729P - Impact of neutrophil-to-lymphocyte ratio (NLR) and platelet-to-lymphocyte ratio (PLR) on outcomes in hepatocellular carcinoma (HCC) patients treate...

Date 29 September 2014
Event ESMO 2014
Session Poster Display session
Topics Anticancer Agents
Hepatobiliary Cancers
Translational Research
Basic Principles in the Management and Treatment (of cancer)
Biological Therapy
Presenter Kit Man Wong
Citation Annals of Oncology (2014) 25 (suppl_4): iv210-iv253. 10.1093/annonc/mdu334
Authors K.M. Wong1, J. Chiu2, X. Shen3, A.J. Templeton4, W. Xu5, E.X. Chen6, M. Sherman7, R. Feld6, J. Knox6
  • 1Medical Oncology, Princess Margaret Cancer Centre, M5G 2A1 - Toronto/CA
  • 2Medical Oncology, Princess Margaret Cancer Centre, Toronto/CA
  • 3Biostatistics, Princess Margaret Cancer Centre, Toronto/CA
  • 4Medical Oncology, Kantonsspital St. Gallen, CH-9007 - St. Gallen/CH
  • 5Department Of Biostatistics, Princess Margaret Hospital, Ontario Cancer Institute, Toronto/CA
  • 6Dept. Of Medical Oncology And Hematology, Princess Margaret Hospital, M5G 2M9 - Toronto/CA
  • 7Hepatology, University Health Network, Toronto General Hospital, Toronto/CA

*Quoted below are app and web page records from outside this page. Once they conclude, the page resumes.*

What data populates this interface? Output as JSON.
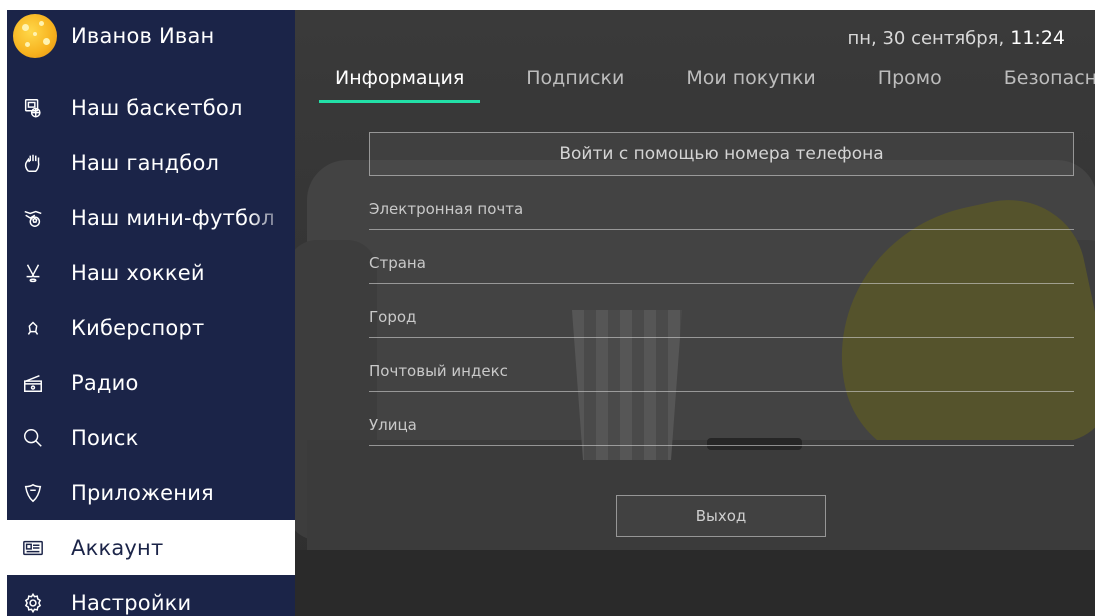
{
  "profile": {
    "name": "Иванов Иван"
  },
  "sidebar": {
    "items": [
      {
        "label": "Наш баскетбол",
        "icon": "basketball-icon"
      },
      {
        "label": "Наш гандбол",
        "icon": "handball-icon"
      },
      {
        "label": "Наш мини-футбол",
        "icon": "minifootball-icon"
      },
      {
        "label": "Наш хоккей",
        "icon": "hockey-icon"
      },
      {
        "label": "Киберспорт",
        "icon": "esports-icon"
      },
      {
        "label": "Радио",
        "icon": "radio-icon"
      },
      {
        "label": "Поиск",
        "icon": "search-icon"
      },
      {
        "label": "Приложения",
        "icon": "apps-icon"
      },
      {
        "label": "Аккаунт",
        "icon": "account-icon",
        "active": true
      },
      {
        "label": "Настройки",
        "icon": "settings-icon"
      }
    ]
  },
  "header": {
    "date": "пн, 30 сентября,",
    "time": "11:24",
    "tabs": [
      {
        "label": "Информация",
        "active": true
      },
      {
        "label": "Подписки"
      },
      {
        "label": "Мои покупки"
      },
      {
        "label": "Промо"
      },
      {
        "label": "Безопасность"
      }
    ]
  },
  "form": {
    "phone_login_label": "Войти с помощью номера телефона",
    "fields": [
      {
        "placeholder": "Электронная почта",
        "value": ""
      },
      {
        "placeholder": "Страна",
        "value": ""
      },
      {
        "placeholder": "Город",
        "value": ""
      },
      {
        "placeholder": "Почтовый индекс",
        "value": ""
      },
      {
        "placeholder": "Улица",
        "value": ""
      }
    ],
    "logout_label": "Выход"
  },
  "colors": {
    "sidebar_bg": "#1b2448",
    "active_item_bg": "#ffffff",
    "tab_accent": "#22e0a7"
  }
}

Sor is the standard treatment for patients with advanced HCC. However, prognostic and predictive markers are lacking in this population. NLR and PLR are markers of inflammation and poor prognostic factors in many solid tumors. They have not been well studied in the context of Sor therapy in HCC. We evaluated patients with HCC receiving Sor to assess the impact of baseline and changes in NLR/PLR on overall survival (OS) and time to progression (TTP).


NLR/PLR at several time points (pre-Sor, 4 ± 2weeks[w], 8 ± 2w) were retrospectively determined. High (H) and low (L) NLR/PLR were defined by their medians in the cohort. Associations between OS and TTP with pre-Sor and changes in NLR/PLR were analyzed by the log-rank test and Cox proportional hazards model.

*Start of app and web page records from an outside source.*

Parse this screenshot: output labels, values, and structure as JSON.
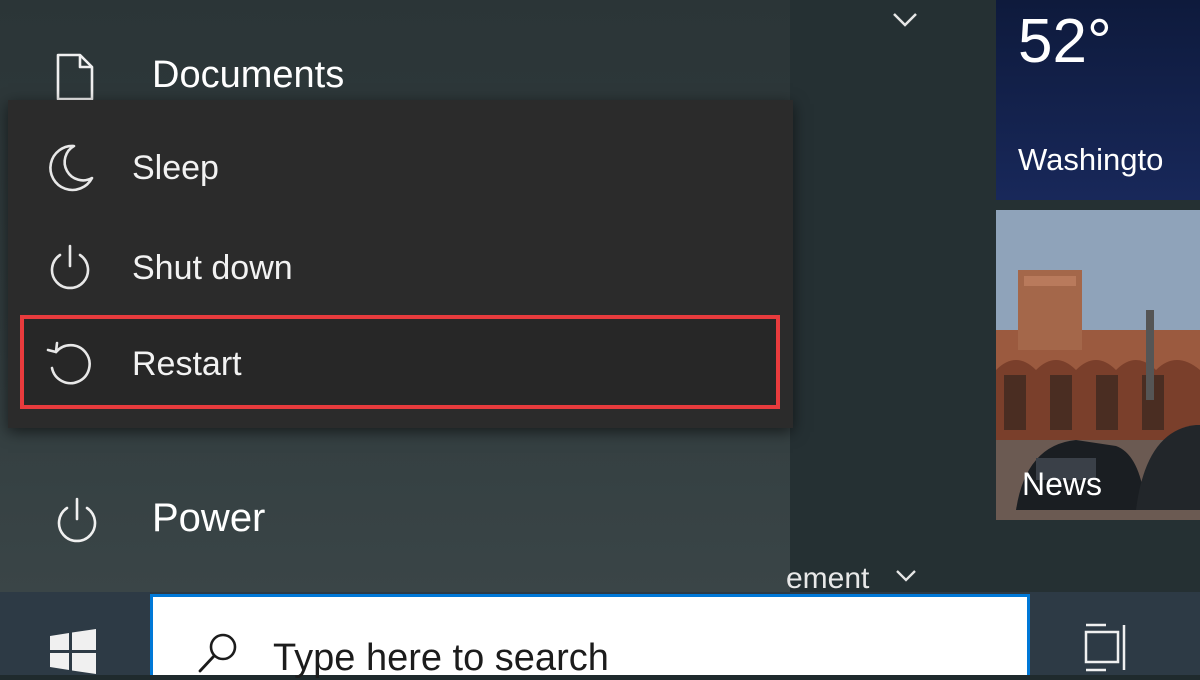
{
  "start_menu": {
    "documents_label": "Documents",
    "power_label": "Power",
    "section_partial_label": "ement"
  },
  "power_menu": {
    "items": [
      {
        "label": "Sleep",
        "icon": "moon-icon"
      },
      {
        "label": "Shut down",
        "icon": "power-icon"
      },
      {
        "label": "Restart",
        "icon": "restart-icon"
      }
    ],
    "highlighted": "Restart",
    "highlight_color": "#e83b3d"
  },
  "tiles": {
    "weather": {
      "temperature": "52°",
      "location": "Washingto"
    },
    "news": {
      "label": "News"
    }
  },
  "taskbar": {
    "search_placeholder": "Type here to search",
    "accent": "#0078d7"
  }
}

132 consecutive HCC patients treated with Sor from Feb 2007 to Dec 2013 were included. Median age was 66 years at the start of Sor. There were 82% males and 51% Asians. Most patients had viral hepatitis (hep B, 44%; hep C, 32%). 85% were Child-Pugh class A and 90% were BCLC stage C. 67% had extrahepatic spread and 35% had macrovascular invasion. The rate of progression on Sor was 52%, while 78% of the cohort had died. The median baseline NLR and PLR were 3.2 and 135, respectively. Median OS for patients with H and L NLR were 6.8 (95% CI 5.6-10.1) and 11.4 (95% CI 7.9-19.7) months (m), respectively (log-rank P = 0.001). Similarly, median OS was 6.5m (95% CI 5.7-11.6) for H PLR and 11.0m (95% CI 7.9-17.7) for L PLR (log-rank P = 0.045). NLR ≥3.2 was significantly associated with poorer OS (HR 1.91, 95% CI 1.28-2.86, P = 0.002), as was PLR ≥135 (HR 1.49, 95% CI 1.01-2.21, P = 0.047). There was no correlation between OS and other clinical variables, including age, sex, ethnicity and etiology. Neither pre-Sor NLR nor PLR correlated with TTP. Absolute changes in NLR/PLR (pre-Sor to 4w and 8w) were not significant and did not affect survival.


Elevated baseline NLR and PLR were significantly associated with worse OS in HCC patients treated with Sor. These systemic inflammatory markers may be prognostic in this population, while we found no predictive value. Validation in larger datasets is warranted.


All authors have declared no conflicts of interest.